The guilty party is not the smooth muscle cells within blood vesselwalls, which for decades was thought to combine with cholesteroland fat that can clog arteries. Blocked vessels can eventually leadto heart attacks and strokes, which account for one in three deathsin the United States. Instead, a previously unknown type of stem cell — a multipotentvascular stem cell — is to blame, and it should now be the focusin the search for new treatments, the scientists report in a newstudy appearing June 6 in the journal Nature Communications . “For the first time, we are showing evidence that vasculardiseases are actually a kind of stem cell disease,” saidprincipal investigator Song Li, professor of bioengineering and aresearcher at the Berkeley Stem Cell Center. “This work shouldrevolutionize therapies for vascular diseases because we now knowthat stem cells rather than smooth muscle cells are the correcttherapeutic target.” The finding that a stem cell population contributes toartery-hardening diseases, such as atherosclerosis, provides apromising new direction for future research, the study authorssaid.
“This is groundbreaking and provocative work, as it challengesexisting dogma,” said Dr. Deepak Srivastava, who directscardiovascular and stem cell research at the Gladstone Institutesin San Francisco, and who provided some of the mouse vasculartissues used by the researchers. “Targeting the vascular stemcells rather than the existing smooth muscle in the vessel wallmight be much more effective in treating vascular disease.” It is generally accepted that the buildup of artery-blocking plaquestems from the body’s immune response to vessel damage caused bylow-density lipoproteins, the bad cholesterol many people try toeliminate from their diets. Such damage attracts legions of whiteblood cells and can spur the formation of fibrous scar tissue thataccumulates within the vessel, narrowing the blood flow. The scar tissue, known as neointima, has certain characteristics ofsmooth muscle, the dominant type of tissue in the blood vesselwall.
Because mature smooth muscle cells no longer multiply andgrow, it was theorized that in the course of the inflammatoryresponse, they revert, or de-differentiate, into an earlier statewhere they can proliferate and form matrices that contribute toplaque buildup. However, no experiments published have directly demonstrated thisde-differentiation process, so Li and his research team remainedskeptical. They turned to transgenic mice with a gene that causedtheir mature smooth muscle cells to glow green under a microscope. In analyzing the cells from cross sections of the blood vessels,they found that more than 90 percent of the cells in the bloodvessels were mature smooth muscle cells. Black Metal Keyboard

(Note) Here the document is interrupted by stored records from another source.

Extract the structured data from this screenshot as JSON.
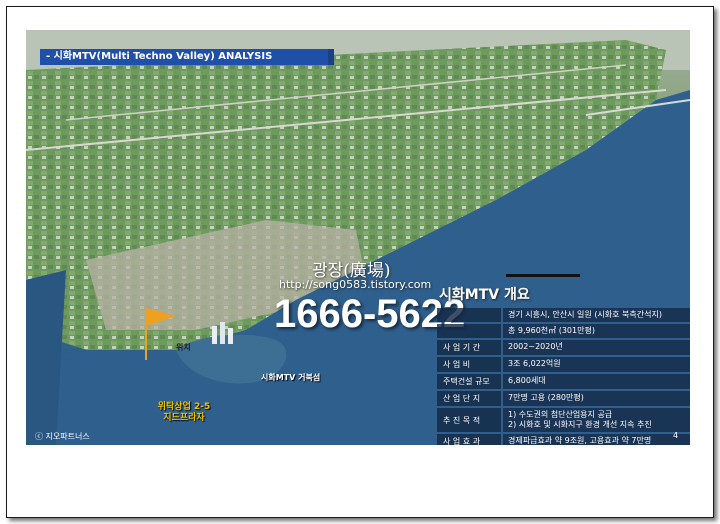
{
  "slide": {
    "title": "- 시화MTV(Multi Techno Valley) ANALYSIS",
    "page_number": "4",
    "copyright": "ⓒ 지오파트너스"
  },
  "watermark": {
    "title": "광장(廣場)",
    "url": "http://song0583.tistory.com",
    "phone": "1666-5622"
  },
  "map_labels": {
    "pin": "위치",
    "lake_district": "시화MTV 거북섬",
    "site_line1": "위탁상업 2-5",
    "site_line2": "지드프라자"
  },
  "overview": {
    "heading": "시화MTV 개요",
    "rows": [
      {
        "label": "",
        "value": "경기 시흥시, 안산시 일원 (시화호 북측간석지)"
      },
      {
        "label": "",
        "value": "총 9,960천㎡ (301만평)"
      },
      {
        "label": "사 업 기 간",
        "value": "2002~2020년"
      },
      {
        "label": "사 업 비",
        "value": "3조 6,022억원"
      },
      {
        "label": "주택건설 규모",
        "value": "6,800세대"
      },
      {
        "label": "산 업 단 지",
        "value": "7만명 고용 (280만평)"
      },
      {
        "label": "추 진 목 적",
        "value": "1) 수도권의 첨단산업용지 공급\n2) 시화호 및 시화지구 환경 개선 지속 추진"
      },
      {
        "label": "사 업 효 과",
        "value": "경제파급효과 약 9조원, 고용효과 약 7만명"
      }
    ]
  },
  "colors": {
    "title_bar": "#1f4fa8",
    "table_bg": "#14284699",
    "site_label": "#f2c200",
    "pin": "#f0a020"
  }
}
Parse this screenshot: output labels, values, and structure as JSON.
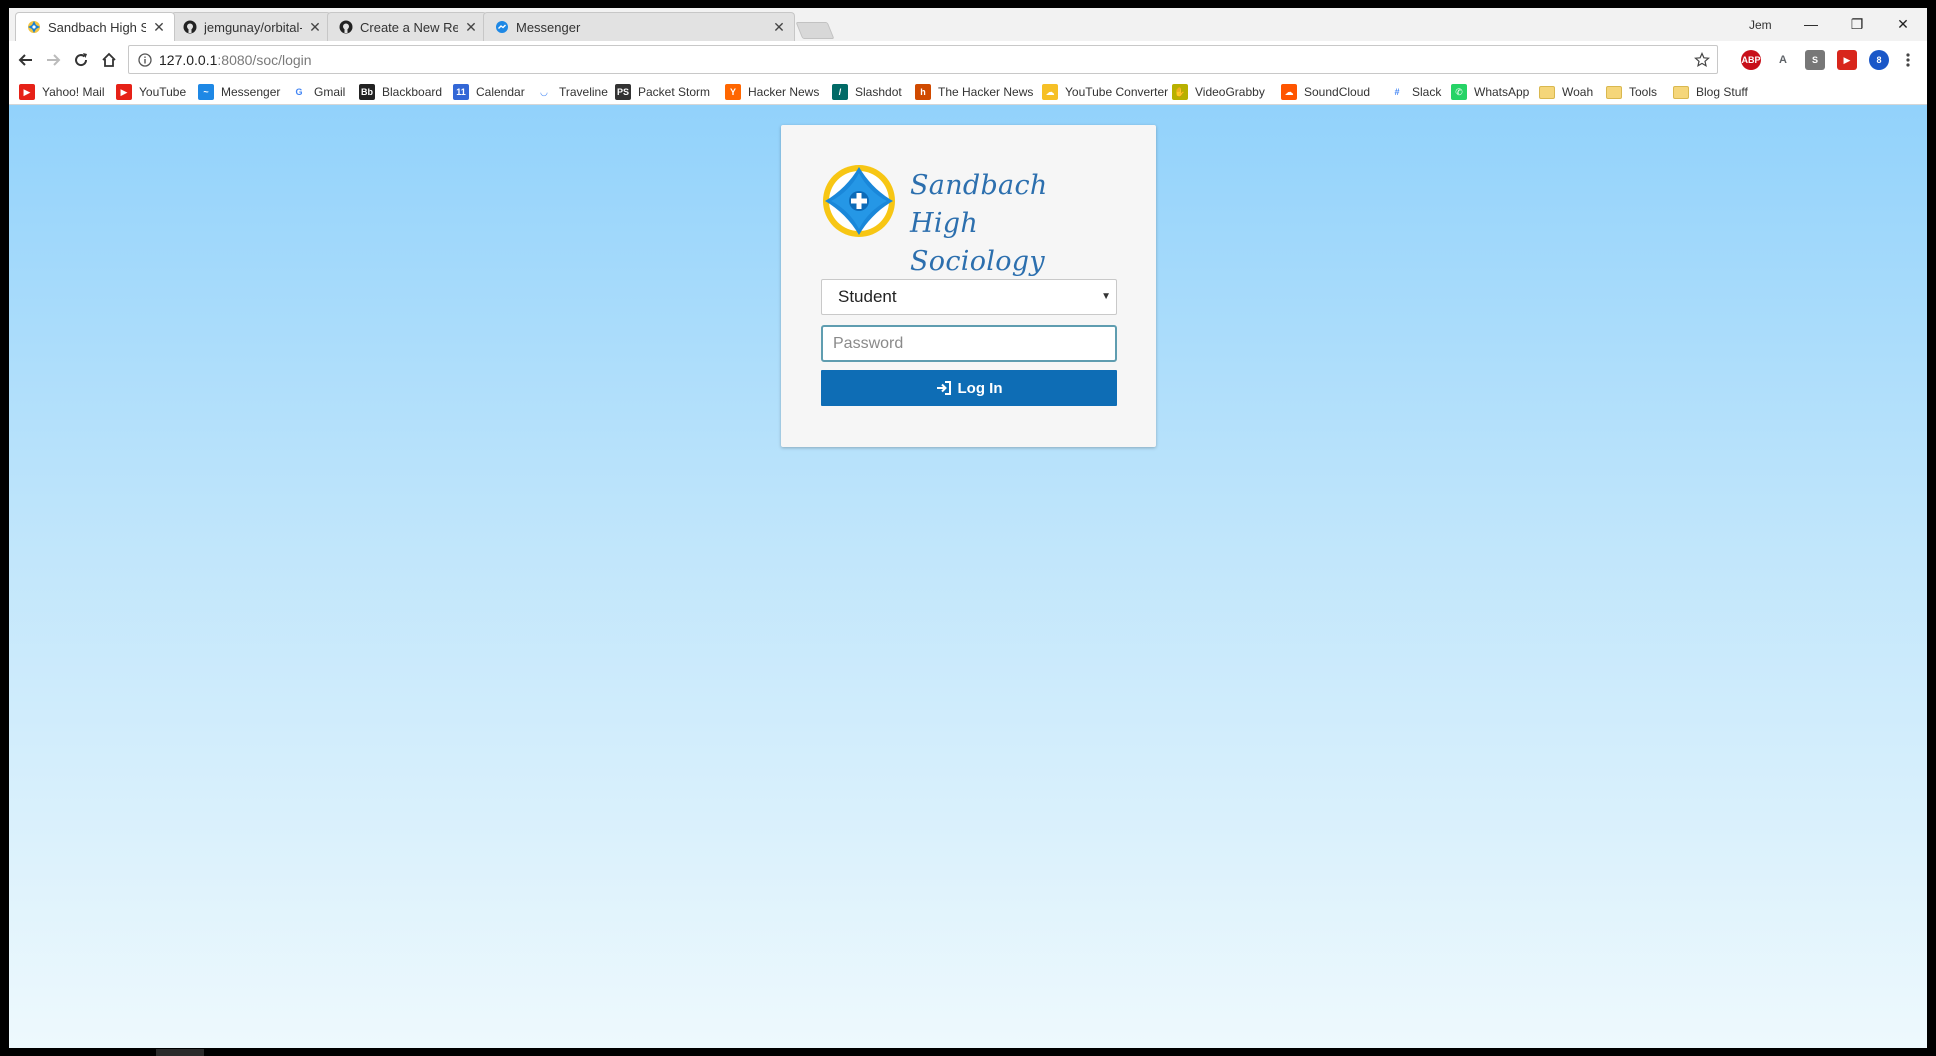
{
  "tabs": [
    {
      "title": "Sandbach High Sociolog",
      "favicon": "school-logo-icon",
      "active": true
    },
    {
      "title": "jemgunay/orbital-sim: D",
      "favicon": "github-icon",
      "active": false
    },
    {
      "title": "Create a New Repository",
      "favicon": "github-icon",
      "active": false
    },
    {
      "title": "Messenger",
      "favicon": "messenger-icon",
      "active": false
    }
  ],
  "window": {
    "profile_name": "Jem",
    "minimize_glyph": "—",
    "restore_glyph": "❐",
    "close_glyph": "✕"
  },
  "toolbar": {
    "url_host": "127.0.0.1",
    "url_path": ":8080/soc/login",
    "extensions": [
      {
        "name": "adblock-plus-icon",
        "label": "ABP",
        "color": "#c8101a"
      },
      {
        "name": "translate-icon",
        "label": "A",
        "color": "#5f6368"
      },
      {
        "name": "s-extension-icon",
        "label": "S",
        "color": "#777777"
      },
      {
        "name": "red-extension-icon",
        "label": "▶",
        "color": "#d8261c"
      },
      {
        "name": "blue-extension-icon",
        "label": "8",
        "color": "#1a57c8"
      }
    ]
  },
  "bookmarks": [
    {
      "label": "Yahoo! Mail",
      "icon": "youtube-icon",
      "color": "#e62117",
      "glyph": "▶"
    },
    {
      "label": "YouTube",
      "icon": "youtube-icon",
      "color": "#e62117",
      "glyph": "▶"
    },
    {
      "label": "Messenger",
      "icon": "messenger-icon",
      "color": "#1e88e5",
      "glyph": "~"
    },
    {
      "label": "Gmail",
      "icon": "google-icon",
      "color": "#ffffff",
      "glyph": "G"
    },
    {
      "label": "Blackboard",
      "icon": "blackboard-icon",
      "color": "#222222",
      "glyph": "Bb"
    },
    {
      "label": "Calendar",
      "icon": "calendar-icon",
      "color": "#3367d6",
      "glyph": "11"
    },
    {
      "label": "Traveline",
      "icon": "traveline-icon",
      "color": "#ffffff",
      "glyph": "◡"
    },
    {
      "label": "Packet Storm",
      "icon": "packetstorm-icon",
      "color": "#333333",
      "glyph": "PS"
    },
    {
      "label": "Hacker News",
      "icon": "hackernews-icon",
      "color": "#ff6600",
      "glyph": "Y"
    },
    {
      "label": "Slashdot",
      "icon": "slashdot-icon",
      "color": "#016a66",
      "glyph": "/"
    },
    {
      "label": "The Hacker News",
      "icon": "thehackernews-icon",
      "color": "#d04a00",
      "glyph": "h"
    },
    {
      "label": "YouTube Converter",
      "icon": "converter-icon",
      "color": "#f6c026",
      "glyph": "☁"
    },
    {
      "label": "VideoGrabby",
      "icon": "videograbby-icon",
      "color": "#b8b000",
      "glyph": "✋"
    },
    {
      "label": "SoundCloud",
      "icon": "soundcloud-icon",
      "color": "#ff5500",
      "glyph": "☁"
    },
    {
      "label": "Slack",
      "icon": "slack-icon",
      "color": "#ffffff",
      "glyph": "#"
    },
    {
      "label": "WhatsApp",
      "icon": "whatsapp-icon",
      "color": "#25d366",
      "glyph": "✆"
    },
    {
      "label": "Woah",
      "icon": "folder-icon",
      "color": "#f5d67a",
      "glyph": ""
    },
    {
      "label": "Tools",
      "icon": "folder-icon",
      "color": "#f5d67a",
      "glyph": ""
    },
    {
      "label": "Blog Stuff",
      "icon": "folder-icon",
      "color": "#f5d67a",
      "glyph": ""
    }
  ],
  "login": {
    "brand_line1": "Sandbach High",
    "brand_line2": "Sociology",
    "role_selected": "Student",
    "password_placeholder": "Password",
    "login_label": "Log In"
  },
  "colors": {
    "accent": "#0e6db5",
    "brand_text": "#2c6fae",
    "background_top": "#92d2fb",
    "background_bottom": "#eef9fd"
  }
}
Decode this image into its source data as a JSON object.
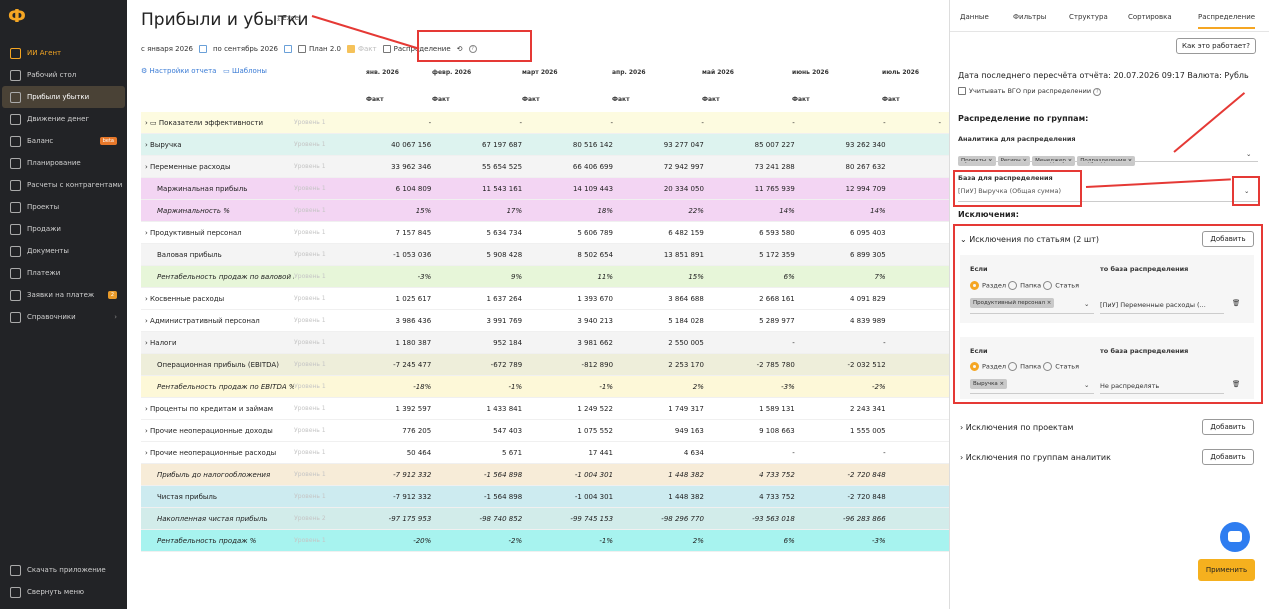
{
  "app": {
    "logo": "Ф"
  },
  "sidebar": {
    "items": [
      {
        "label": "ИИ Агент",
        "icon": "ai-agent-icon"
      },
      {
        "label": "Рабочий стол",
        "icon": "desktop-icon"
      },
      {
        "label": "Прибыли убытки",
        "icon": "chart-icon"
      },
      {
        "label": "Движение денег",
        "icon": "money-flow-icon"
      },
      {
        "label": "Баланс",
        "icon": "balance-icon",
        "badge": "beta"
      },
      {
        "label": "Планирование",
        "icon": "planning-icon"
      },
      {
        "label": "Расчеты с контрагентами",
        "icon": "contractors-icon"
      },
      {
        "label": "Проекты",
        "icon": "projects-icon"
      },
      {
        "label": "Продажи",
        "icon": "sales-icon"
      },
      {
        "label": "Документы",
        "icon": "documents-icon"
      },
      {
        "label": "Платежи",
        "icon": "payments-icon"
      },
      {
        "label": "Заявки на платеж",
        "icon": "requests-icon",
        "badge": "2"
      },
      {
        "label": "Справочники",
        "icon": "directories-icon",
        "chevron": "›"
      }
    ],
    "bottom": [
      {
        "label": "Скачать приложение",
        "icon": "mobile-icon"
      },
      {
        "label": "Свернуть меню",
        "icon": "collapse-icon"
      }
    ]
  },
  "header": {
    "title": "Прибыли и убытки",
    "excel": "Excel",
    "excel_icon": "download-icon"
  },
  "filters": {
    "from": "с января 2026",
    "to": "по сентябрь 2026",
    "plan": "План 2.0",
    "fact": "Факт",
    "distribution": "Распределение"
  },
  "report": {
    "settings": "Настройки отчета",
    "templates": "Шаблоны"
  },
  "table": {
    "months": [
      "янв. 2026",
      "февр. 2026",
      "март 2026",
      "апр. 2026",
      "май 2026",
      "июнь 2026",
      "июль 2026"
    ],
    "sub": [
      "Факт",
      "Факт",
      "Факт",
      "Факт",
      "Факт",
      "Факт",
      "Факт"
    ],
    "rows": [
      {
        "label": "Показатели эффективности",
        "level": "Уровень 1",
        "bg": "#fdfbe0",
        "expand": true,
        "folder": true,
        "values": [
          "-",
          "-",
          "-",
          "-",
          "-",
          "-",
          "-"
        ]
      },
      {
        "label": "Выручка",
        "level": "Уровень 1",
        "bg": "#ddf3ef",
        "expand": true,
        "values": [
          "40 067 156",
          "67 197 687",
          "80 516 142",
          "93 277 047",
          "85 007 227",
          "93 262 340",
          ""
        ]
      },
      {
        "label": "Переменные расходы",
        "level": "Уровень 1",
        "bg": "#f4f4f4",
        "expand": true,
        "values": [
          "33 962 346",
          "55 654 525",
          "66 406 699",
          "72 942 997",
          "73 241 288",
          "80 267 632",
          ""
        ]
      },
      {
        "label": "Маржинальная прибыль",
        "level": "Уровень 1",
        "bg": "#f3d5f3",
        "values": [
          "6 104 809",
          "11 543 161",
          "14 109 443",
          "20 334 050",
          "11 765 939",
          "12 994 709",
          ""
        ]
      },
      {
        "label": "Маржинальность %",
        "level": "Уровень 1",
        "bg": "#f3d5f3",
        "italic": true,
        "values": [
          "15%",
          "17%",
          "18%",
          "22%",
          "14%",
          "14%",
          ""
        ]
      },
      {
        "label": "Продуктивный персонал",
        "level": "Уровень 1",
        "bg": "#ffffff",
        "expand": true,
        "values": [
          "7 157 845",
          "5 634 734",
          "5 606 789",
          "6 482 159",
          "6 593 580",
          "6 095 403",
          ""
        ]
      },
      {
        "label": "Валовая прибыль",
        "level": "Уровень 1",
        "bg": "#f4f4f4",
        "values": [
          "-1 053 036",
          "5 908 428",
          "8 502 654",
          "13 851 891",
          "5 172 359",
          "6 899 305",
          ""
        ]
      },
      {
        "label": "Рентабельность продаж по валовой приб...",
        "level": "Уровень 1",
        "bg": "#e7f6d9",
        "italic": true,
        "values": [
          "-3%",
          "9%",
          "11%",
          "15%",
          "6%",
          "7%",
          ""
        ]
      },
      {
        "label": "Косвенные расходы",
        "level": "Уровень 1",
        "bg": "#ffffff",
        "expand": true,
        "values": [
          "1 025 617",
          "1 637 264",
          "1 393 670",
          "3 864 688",
          "2 668 161",
          "4 091 829",
          ""
        ]
      },
      {
        "label": "Административный персонал",
        "level": "Уровень 1",
        "bg": "#ffffff",
        "expand": true,
        "values": [
          "3 986 436",
          "3 991 769",
          "3 940 213",
          "5 184 028",
          "5 289 977",
          "4 839 989",
          ""
        ]
      },
      {
        "label": "Налоги",
        "level": "Уровень 1",
        "bg": "#f4f4f4",
        "expand": true,
        "values": [
          "1 180 387",
          "952 184",
          "3 981 662",
          "2 550 005",
          "-",
          "-",
          ""
        ]
      },
      {
        "label": "Операционная прибыль (EBITDA)",
        "level": "Уровень 1",
        "bg": "#eeeeda",
        "values": [
          "-7 245 477",
          "-672 789",
          "-812 890",
          "2 253 170",
          "-2 785 780",
          "-2 032 512",
          ""
        ]
      },
      {
        "label": "Рентабельность продаж по EBITDA %",
        "level": "Уровень 1",
        "bg": "#fdf8d8",
        "italic": true,
        "values": [
          "-18%",
          "-1%",
          "-1%",
          "2%",
          "-3%",
          "-2%",
          ""
        ]
      },
      {
        "label": "Проценты по кредитам и займам",
        "level": "Уровень 1",
        "bg": "#ffffff",
        "expand": true,
        "values": [
          "1 392 597",
          "1 433 841",
          "1 249 522",
          "1 749 317",
          "1 589 131",
          "2 243 341",
          ""
        ]
      },
      {
        "label": "Прочие неоперационные доходы",
        "level": "Уровень 1",
        "bg": "#ffffff",
        "expand": true,
        "values": [
          "776 205",
          "547 403",
          "1 075 552",
          "949 163",
          "9 108 663",
          "1 555 005",
          ""
        ]
      },
      {
        "label": "Прочие неоперационные расходы",
        "level": "Уровень 1",
        "bg": "#ffffff",
        "expand": true,
        "values": [
          "50 464",
          "5 671",
          "17 441",
          "4 634",
          "-",
          "-",
          ""
        ]
      },
      {
        "label": "Прибыль до налогообложения",
        "level": "Уровень 1",
        "bg": "#f7ecd8",
        "italic": true,
        "values": [
          "-7 912 332",
          "-1 564 898",
          "-1 004 301",
          "1 448 382",
          "4 733 752",
          "-2 720 848",
          ""
        ]
      },
      {
        "label": "Чистая прибыль",
        "level": "Уровень 1",
        "bg": "#cdebf0",
        "values": [
          "-7 912 332",
          "-1 564 898",
          "-1 004 301",
          "1 448 382",
          "4 733 752",
          "-2 720 848",
          ""
        ]
      },
      {
        "label": "Накопленная чистая прибыль",
        "level": "Уровень 2",
        "bg": "#d2ecea",
        "italic": true,
        "values": [
          "-97 175 953",
          "-98 740 852",
          "-99 745 153",
          "-98 296 770",
          "-93 563 018",
          "-96 283 866",
          ""
        ]
      },
      {
        "label": "Рентабельность продаж %",
        "level": "Уровень 1",
        "bg": "#a7f3ef",
        "italic": true,
        "values": [
          "-20%",
          "-2%",
          "-1%",
          "2%",
          "6%",
          "-3%",
          ""
        ]
      }
    ]
  },
  "panel": {
    "tabs": [
      "Данные",
      "Фильтры",
      "Структура",
      "Сортировка",
      "Распределение"
    ],
    "how_button": "Как это работает?",
    "recalc": "Дата последнего пересчёта отчёта: 20.07.2026 09:17 Валюта: Рубль",
    "vgo": "Учитывать ВГО при распределении",
    "groups_title": "Распределение по группам:",
    "analytics_label": "Аналитика для распределения",
    "chips": [
      "Проекты",
      "Регион",
      "Менеджер",
      "Подразделения"
    ],
    "base_label": "База для распределения",
    "base_value": "[ПиУ] Выручка (Общая сумма)",
    "exclusions_title": "Исключения:",
    "by_articles": "Исключения по статьям (2 шт)",
    "add": "Добавить",
    "if": "Если",
    "then_base": "то база распределения",
    "radio": [
      "Раздел",
      "Папка",
      "Статья"
    ],
    "rule1_chip": "Продуктивный персонал",
    "rule1_base": "[ПиУ] Переменные расходы (...",
    "rule2_chip": "Выручка",
    "rule2_base": "Не распределять",
    "by_projects": "Исключения по проектам",
    "by_groups": "Исключения по группам аналитик",
    "apply": "Применить"
  }
}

They then isolated andcultured the cells taken from the middle layer of the mouse bloodvessels. After one month of cell expansion, the researchers saw a threefoldincrease in the size of the cell nucleus and the spreading area,along with an increase in stress fibers. Notably, none of the new,proliferating cells glowed green, which meant that their lineagecould not be traced back to the mature smooth muscle cellsoriginally isolated from the blood vessels. “Not only was there a lack of green markers in the cellcultures, but we noticed that another type of cell isolated fromthe blood vessels exhibited progenitor traits for different typesof tissue, not just smooth muscle cells,” said Zhenyu Tang,co-lead author of the study and a Ph.D. student in the UCBerkeley-UCSF Graduate Program in Bioengineering. Backlit Metal Keypad Manufacturer
The other co-lead author of the study, Aijun Wang, was apost-doctoral researcher in Li’s lab. “The different phenotypes gave us the clue that stem cellswere involved,” said Wang, who is now an assistant professorand the co-director of the Surgical Bioengineering Laboratory atthe UC Davis Medical Center. “We did further tests anddetected proteins and transcriptional factors that are only foundin stem cells. No one knew that these cells existed in the bloodvessel walls because no one looked for them before.” Further experiments determined that the newly discovered vascularstem cells were multipotent, or capable of differentiating intovarious specialized cell types, including smooth muscle, nerve,cartilage, bone and fat cells. ITAC Mouse Trak
This would explain why previousstudies misidentified the cells involved in vessel clogs asde-differentiated smooth muscle cells after vascular injury. “In the later stages of vascular disease, the soft vesselsbecome hardened and more brittle,” said Li. “Previously,there was controversy about how soft tissue would become hard. Theability of stem cells to form bone or cartilage could explain thiscalcification of the blood vessels.” Other tests in the study showed that the multipotent stem cellswere dormant under normal physiological conditions. When the bloodvessel walls were damaged, the stem cells rather than the maturesmooth muscle cells became activated and started to multiply.
The researchers analyzed human carotid arteries to confirm that thesame type of multipotent vascular stem cells are found in humanblood vessels. “If your target is wrong, then your treatment can’t be veryeffective,” said Dr. Shu Chien, director of the Institute ofEngineering in Medicine at UC San Diego, and Li’s former adviser.”These new findings give us the right target and should speedup the discovery of novel treatments for vascular diseases.” Grants from the National Institutes of Health and the CaliforniaInstitute for Regenerative Medicine helped support this research.